Doggy took his free hand, the one that wasn't up my nose, and slapped the guy in the face, never even stopping. "I hate guys who wear those bandannas," Doggy said.
The commission doctor was already in my dressing room, sitting there with a smug grin, like he had known I was going to need him. He came over and started moving my nose this way and that. "I fixed up your dad the other day, Tommy," said Doc Walker, who was, as usual, offering up a serious case of halitosis. (What, he can't spend a dime for one of those little masks that cover your mouth?) "Your dad's got a cranium as hard as titanium."
"That's good to know, Doc," I said.
"Yeah, ol' Irish Paddy Cavanaugh.
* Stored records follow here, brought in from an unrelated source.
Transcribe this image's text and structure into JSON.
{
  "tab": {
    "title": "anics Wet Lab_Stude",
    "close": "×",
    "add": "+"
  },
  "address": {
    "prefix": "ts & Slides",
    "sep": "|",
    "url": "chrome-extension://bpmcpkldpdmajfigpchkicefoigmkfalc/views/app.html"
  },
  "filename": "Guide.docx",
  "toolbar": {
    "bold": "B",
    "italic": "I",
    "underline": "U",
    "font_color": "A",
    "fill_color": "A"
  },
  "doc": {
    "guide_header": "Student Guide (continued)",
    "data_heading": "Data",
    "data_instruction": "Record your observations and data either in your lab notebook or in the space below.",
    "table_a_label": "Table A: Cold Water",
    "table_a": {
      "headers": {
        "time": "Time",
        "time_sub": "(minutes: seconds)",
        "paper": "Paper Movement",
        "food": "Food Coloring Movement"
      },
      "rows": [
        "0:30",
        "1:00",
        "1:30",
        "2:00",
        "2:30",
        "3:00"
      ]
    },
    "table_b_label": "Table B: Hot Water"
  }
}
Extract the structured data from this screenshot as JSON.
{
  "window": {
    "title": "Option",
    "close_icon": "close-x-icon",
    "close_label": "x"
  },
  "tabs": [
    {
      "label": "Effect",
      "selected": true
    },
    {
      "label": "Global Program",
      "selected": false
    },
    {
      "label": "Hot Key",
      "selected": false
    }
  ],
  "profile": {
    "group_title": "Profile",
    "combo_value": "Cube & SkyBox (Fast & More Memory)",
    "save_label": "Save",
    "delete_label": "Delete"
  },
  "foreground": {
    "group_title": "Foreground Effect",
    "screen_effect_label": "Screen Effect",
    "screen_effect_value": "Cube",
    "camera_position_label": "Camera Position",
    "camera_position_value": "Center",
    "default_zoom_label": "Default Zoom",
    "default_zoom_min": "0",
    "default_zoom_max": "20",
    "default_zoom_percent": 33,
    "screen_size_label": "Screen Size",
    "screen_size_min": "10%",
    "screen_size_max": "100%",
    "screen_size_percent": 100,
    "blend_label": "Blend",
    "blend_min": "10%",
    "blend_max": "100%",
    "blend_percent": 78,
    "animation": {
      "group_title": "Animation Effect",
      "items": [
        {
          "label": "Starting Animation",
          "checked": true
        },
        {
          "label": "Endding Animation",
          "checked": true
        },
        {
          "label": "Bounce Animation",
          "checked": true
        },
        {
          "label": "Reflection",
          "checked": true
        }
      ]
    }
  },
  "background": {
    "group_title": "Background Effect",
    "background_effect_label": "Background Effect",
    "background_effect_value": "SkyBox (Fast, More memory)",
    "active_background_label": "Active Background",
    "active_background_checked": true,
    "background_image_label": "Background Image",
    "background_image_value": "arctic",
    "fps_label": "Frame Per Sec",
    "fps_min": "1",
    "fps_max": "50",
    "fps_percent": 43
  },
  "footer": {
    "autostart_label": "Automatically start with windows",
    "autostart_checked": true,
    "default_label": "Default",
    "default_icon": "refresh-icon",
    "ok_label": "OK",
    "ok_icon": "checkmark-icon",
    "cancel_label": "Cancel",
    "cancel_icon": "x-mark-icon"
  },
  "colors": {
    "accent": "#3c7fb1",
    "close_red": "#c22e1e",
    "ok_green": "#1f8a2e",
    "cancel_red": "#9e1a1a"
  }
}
That's a hard man there, your pop."
"Doc, you concentrating on my nose here?" I asked.
The doc went on like I wasn't even there. "What're you now, 25? You're gonna have some honker on you when you're my age."
Doggy tapped the doctor on the shoulder. "How's it look?"
"Broken," said the doc.